In November, the crew at Lennar's Central Park West high-rise development in Irvine, Calif., uncovered the remains of a 30,000-year-old giant ground sloth. The animal would have been 6 feet tall and weighed 3,500 pounds when it roamed the earth during the Ice Age. The excavated area within the 42-acre jobsite was cordoned off so that the fossilized bones could be removed carefully and brought to a warehouse to be cleaned, tagged, and stored.
Building homes requires digging up land, and builders unearth all kinds of things, including human skeletons. “We survey all of our sites, looking for graveyards,” says Charlie Bostwick, president of the South region for Atlanta-based John Wieland Homes and Neighborhoods. When they're found, the builder often separates that area with fencing or landscaping.
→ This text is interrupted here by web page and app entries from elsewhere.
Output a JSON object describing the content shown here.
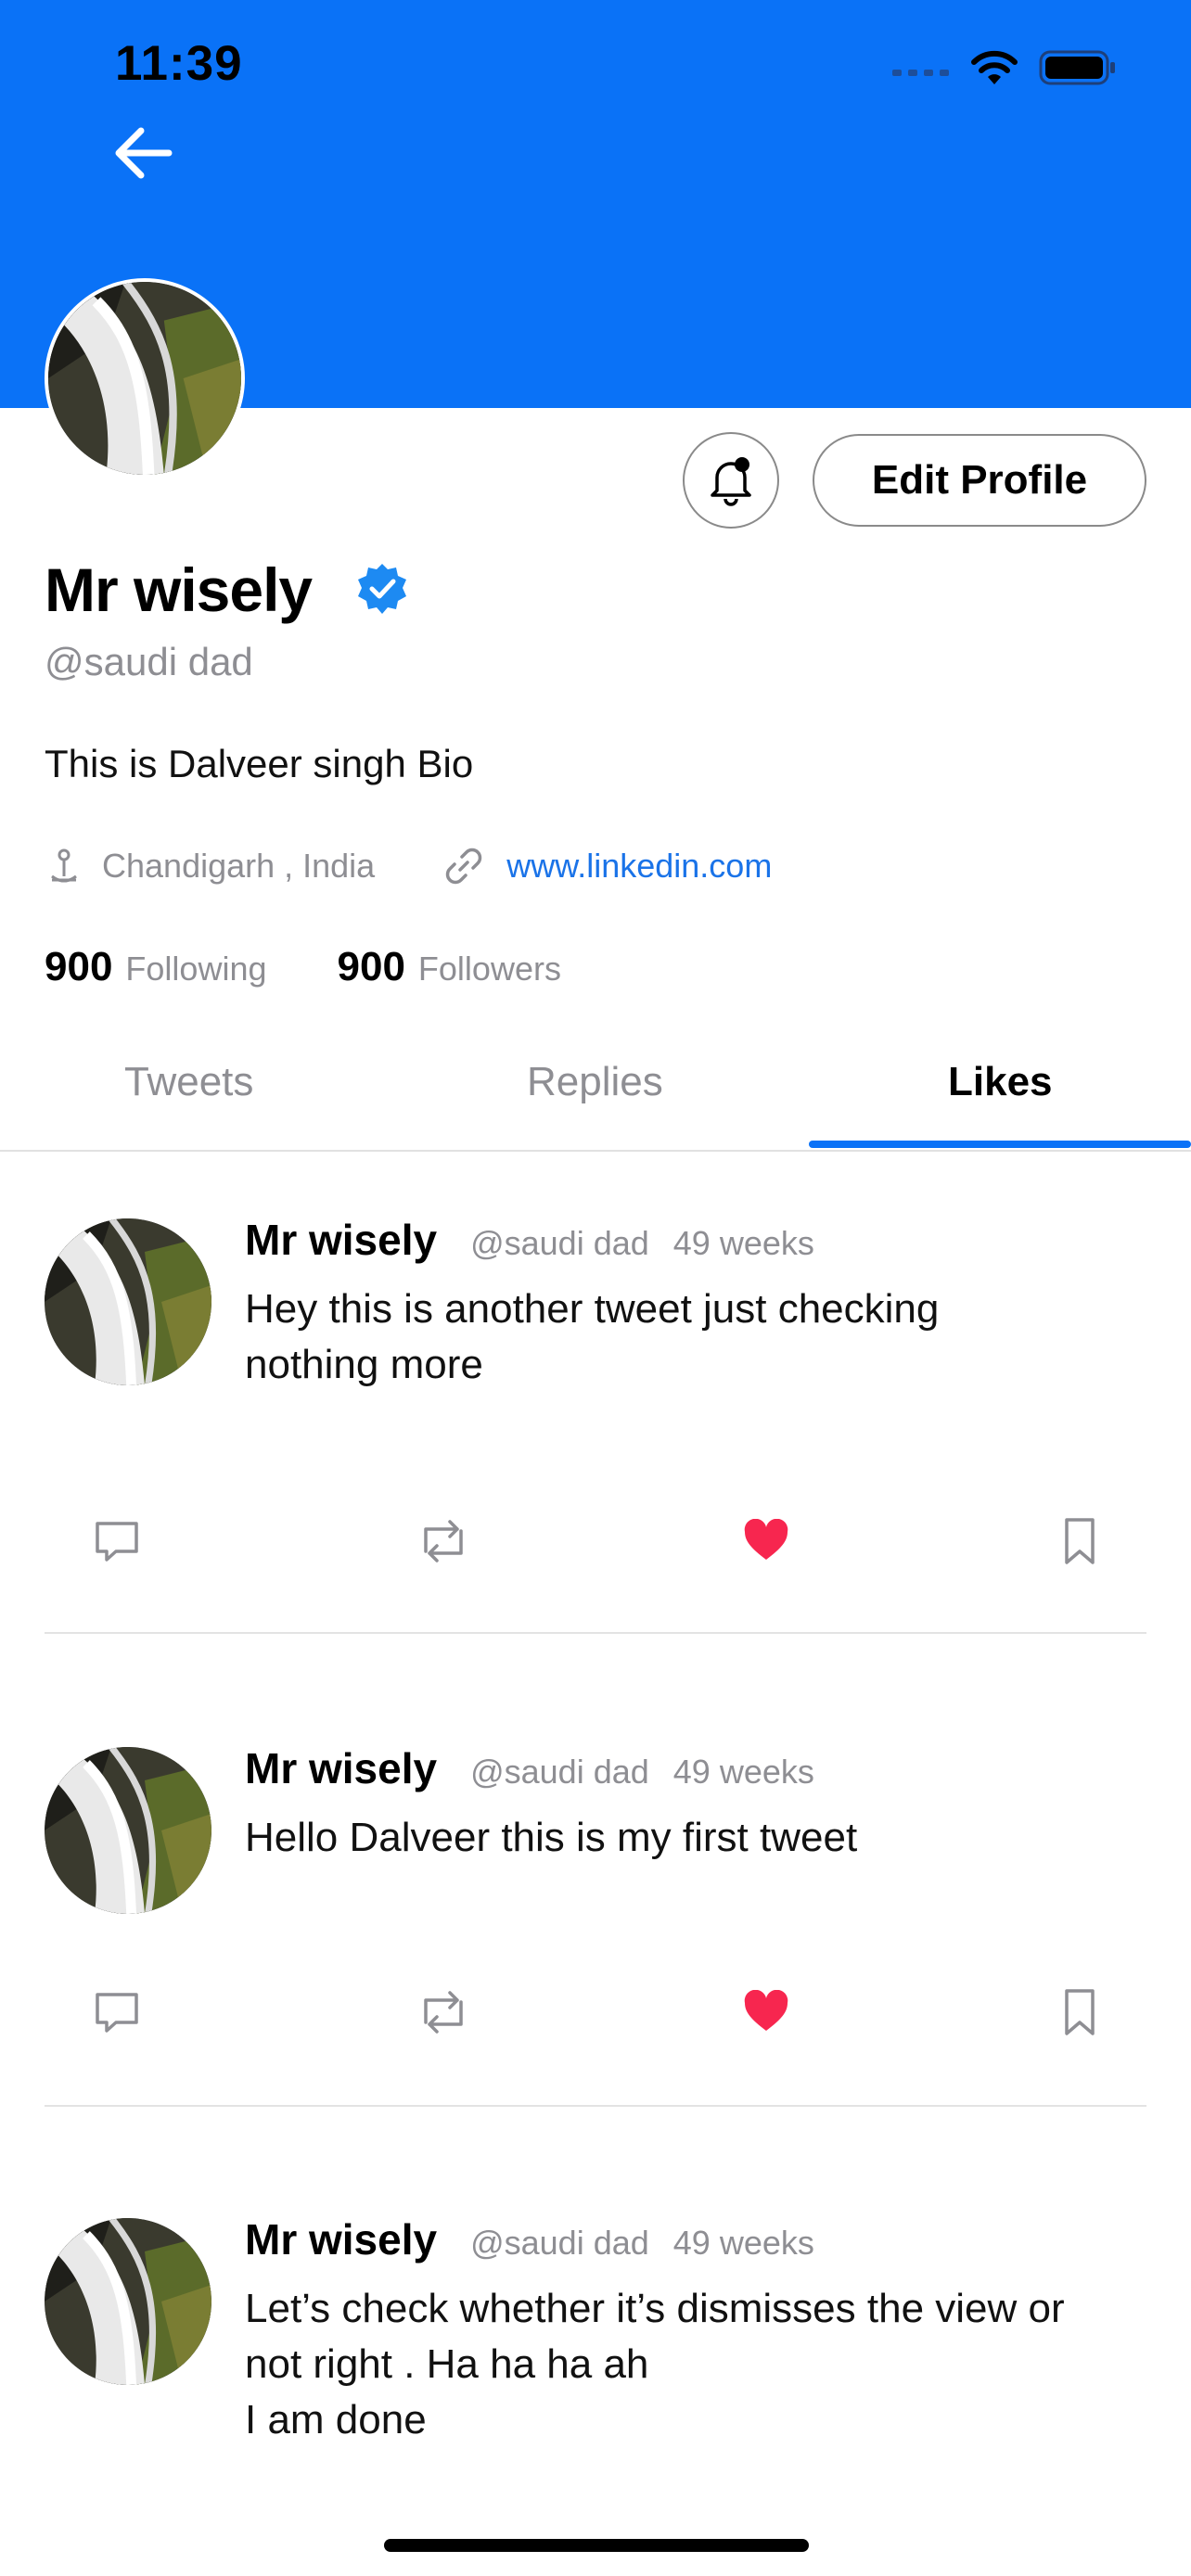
{
  "status_bar": {
    "time": "11:39"
  },
  "colors": {
    "accent": "#0a72f7",
    "like": "#f7264f",
    "link": "#1a73e8",
    "muted": "#8e8e93"
  },
  "profile": {
    "name": "Mr wisely",
    "handle": "@saudi dad",
    "bio": "This is Dalveer singh Bio",
    "location": "Chandigarh , India",
    "website": "www.linkedin.com",
    "following_count": "900",
    "following_label": "Following",
    "followers_count": "900",
    "followers_label": "Followers",
    "edit_button_label": "Edit Profile"
  },
  "tabs": [
    {
      "label": "Tweets",
      "active": false
    },
    {
      "label": "Replies",
      "active": false
    },
    {
      "label": "Likes",
      "active": true
    }
  ],
  "tweets": [
    {
      "name": "Mr wisely",
      "handle": "@saudi dad",
      "time": "49 weeks",
      "text": "Hey this is another tweet just checking\nnothing more",
      "liked": true
    },
    {
      "name": "Mr wisely",
      "handle": "@saudi dad",
      "time": "49 weeks",
      "text": "Hello Dalveer this is my first tweet",
      "liked": true
    },
    {
      "name": "Mr wisely",
      "handle": "@saudi dad",
      "time": "49 weeks",
      "text": "Let’s check whether it’s dismisses the view or\nnot right . Ha ha ha ah\nI am done",
      "liked": true
    }
  ],
  "icons": [
    "back-arrow-icon",
    "bell-icon",
    "verified-badge-icon",
    "location-pin-icon",
    "link-icon",
    "comment-icon",
    "retweet-icon",
    "heart-icon",
    "bookmark-icon",
    "signal-icon",
    "wifi-icon",
    "battery-icon"
  ]
}
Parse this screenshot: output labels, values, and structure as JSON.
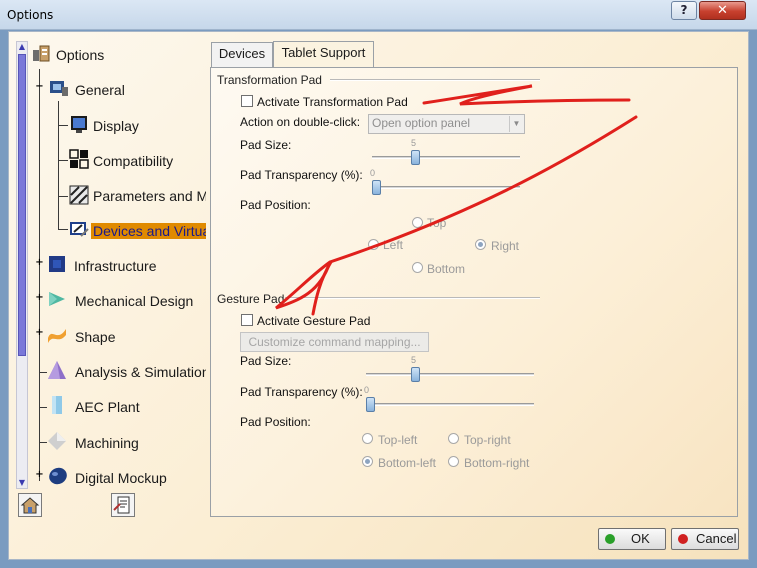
{
  "window": {
    "title": "Options",
    "help_glyph": "?",
    "close_glyph": "✕"
  },
  "tree": {
    "root": {
      "label": "Options",
      "icon": "options-icon"
    },
    "items": [
      {
        "label": "General",
        "icon": "general-icon",
        "expander": "−"
      },
      {
        "label": "Display",
        "icon": "display-icon"
      },
      {
        "label": "Compatibility",
        "icon": "compatibility-icon"
      },
      {
        "label": "Parameters and M",
        "icon": "parameters-icon"
      },
      {
        "label": "Devices and Virtua",
        "icon": "devices-icon",
        "selected": true
      },
      {
        "label": "Infrastructure",
        "icon": "infrastructure-icon",
        "expander": "+"
      },
      {
        "label": "Mechanical Design",
        "icon": "mechanical-design-icon",
        "expander": "+"
      },
      {
        "label": "Shape",
        "icon": "shape-icon",
        "expander": "+"
      },
      {
        "label": "Analysis & Simulation",
        "icon": "analysis-icon"
      },
      {
        "label": "AEC Plant",
        "icon": "aec-plant-icon"
      },
      {
        "label": "Machining",
        "icon": "machining-icon"
      },
      {
        "label": "Digital Mockup",
        "icon": "digital-mockup-icon",
        "expander": "+"
      }
    ]
  },
  "tabs": [
    {
      "label": "Devices",
      "active": false
    },
    {
      "label": "Tablet Support",
      "active": true
    }
  ],
  "transformation_pad": {
    "group_title": "Transformation Pad",
    "activate_label": "Activate Transformation Pad",
    "activate_checked": false,
    "double_click_label": "Action on double-click:",
    "double_click_value": "Open option panel",
    "pad_size_label": "Pad Size:",
    "pad_size_value": "5",
    "pad_size_fraction": 0.28,
    "transparency_label": "Pad Transparency (%):",
    "transparency_value": "0",
    "transparency_fraction": 0.0,
    "position_label": "Pad Position:",
    "positions": [
      {
        "label": "Top",
        "checked": false
      },
      {
        "label": "Left",
        "checked": false
      },
      {
        "label": "Right",
        "checked": true
      },
      {
        "label": "Bottom",
        "checked": false
      }
    ]
  },
  "gesture_pad": {
    "group_title": "Gesture Pad",
    "activate_label": "Activate Gesture Pad",
    "activate_checked": false,
    "customize_label": "Customize command mapping...",
    "pad_size_label": "Pad Size:",
    "pad_size_value": "5",
    "pad_size_fraction": 0.28,
    "transparency_label": "Pad Transparency (%):",
    "transparency_value": "0",
    "transparency_fraction": 0.0,
    "position_label": "Pad Position:",
    "positions": [
      {
        "label": "Top-left",
        "checked": false
      },
      {
        "label": "Top-right",
        "checked": false
      },
      {
        "label": "Bottom-left",
        "checked": true
      },
      {
        "label": "Bottom-right",
        "checked": false
      }
    ]
  },
  "footer": {
    "ok_label": "OK",
    "cancel_label": "Cancel"
  },
  "colors": {
    "selection": "#e08a00",
    "annotation": "#e0201c",
    "ok_dot": "#2aa02a",
    "cancel_dot": "#d02020"
  }
}
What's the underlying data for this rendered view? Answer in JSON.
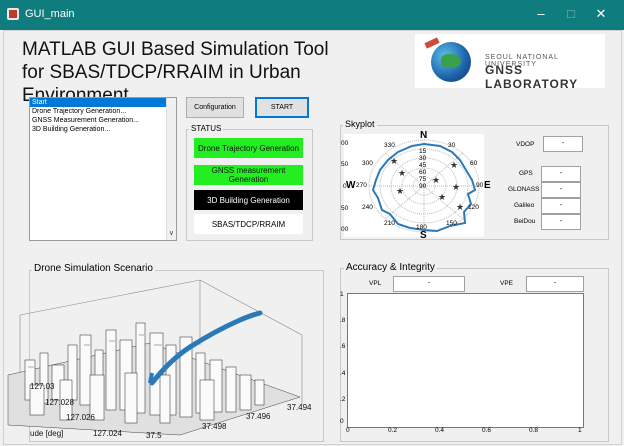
{
  "window": {
    "title": "GUI_main"
  },
  "header": {
    "title_line1": "MATLAB GUI Based Simulation Tool",
    "title_line2": "for SBAS/TDCP/RRAIM in Urban Environment"
  },
  "logo": {
    "line1": "SEOUL NATIONAL UNIVERSITY",
    "line2": "GNSS LABORATORY"
  },
  "menu_list": {
    "items": [
      "Start",
      "Drone Trajectory Generation...",
      "GNSS Measurement Generation...",
      "3D Building Generation..."
    ],
    "selected_index": 0
  },
  "buttons": {
    "configuration": "Configuration",
    "start": "START"
  },
  "status": {
    "title": "STATUS",
    "items": [
      {
        "label": "Drone Trajectory Generation",
        "color": "#22ee22",
        "text_color": "#111111"
      },
      {
        "label": "GNSS measurement Generation",
        "color": "#22ee22",
        "text_color": "#111111"
      },
      {
        "label": "3D Building Generation",
        "color": "#000000",
        "text_color": "#ffffff"
      },
      {
        "label": "SBAS/TDCP/RRAIM",
        "color": "#ffffff",
        "text_color": "#000000"
      }
    ]
  },
  "skyplot": {
    "title": "Skyplot",
    "cardinals": {
      "n": "N",
      "e": "E",
      "s": "S",
      "w": "W"
    },
    "azimuth_labels": [
      "330",
      "30",
      "60",
      "90",
      "120",
      "150",
      "180",
      "210",
      "240",
      "270",
      "300"
    ],
    "elevation_labels": [
      "15",
      "30",
      "45",
      "60",
      "75",
      "90"
    ],
    "left_axis_labels": [
      "00",
      "50",
      "0",
      "50",
      "00"
    ],
    "dop_label": "VDOP",
    "dop_value": "-",
    "constellations": [
      {
        "label": "GPS",
        "value": "-"
      },
      {
        "label": "GLONASS",
        "value": "-"
      },
      {
        "label": "Galileo",
        "value": "-"
      },
      {
        "label": "BeiDou",
        "value": "-"
      }
    ],
    "mask_color": "#2a7ab8"
  },
  "scenario": {
    "title": "Drone Simulation Scenario",
    "axis_ticks_left": [
      "127.03",
      "127.028",
      "127.026",
      "127.024"
    ],
    "axis_ticks_right": [
      "37.5",
      "37.498",
      "37.496",
      "37.494"
    ],
    "axis_label": "ude [deg]",
    "trajectory_color": "#2a7ab8"
  },
  "accuracy": {
    "title": "Accuracy & Integrity",
    "vpl_label": "VPL",
    "vpl_value": "-",
    "vpe_label": "VPE",
    "vpe_value": "-",
    "yticks": [
      "1",
      ".8",
      ".6",
      ".4",
      ".2",
      "0"
    ],
    "xticks": [
      "0",
      "0.2",
      "0.4",
      "0.6",
      "0.8",
      "1"
    ]
  }
}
In December, Wieland installed a room inside the clubhouse for its Legacy at the River Line community in Mableton, Ga., that, says Bostwick, displays Civil War–era bullets and shells found on the site. Legacy is located on the southern extension of Johnston's River Line, a seven-mile-long system of fortifications built in the summer of 1864 to channel attacking Union armies into an open field. Maps of the fortifications are found in the clubhouse, too.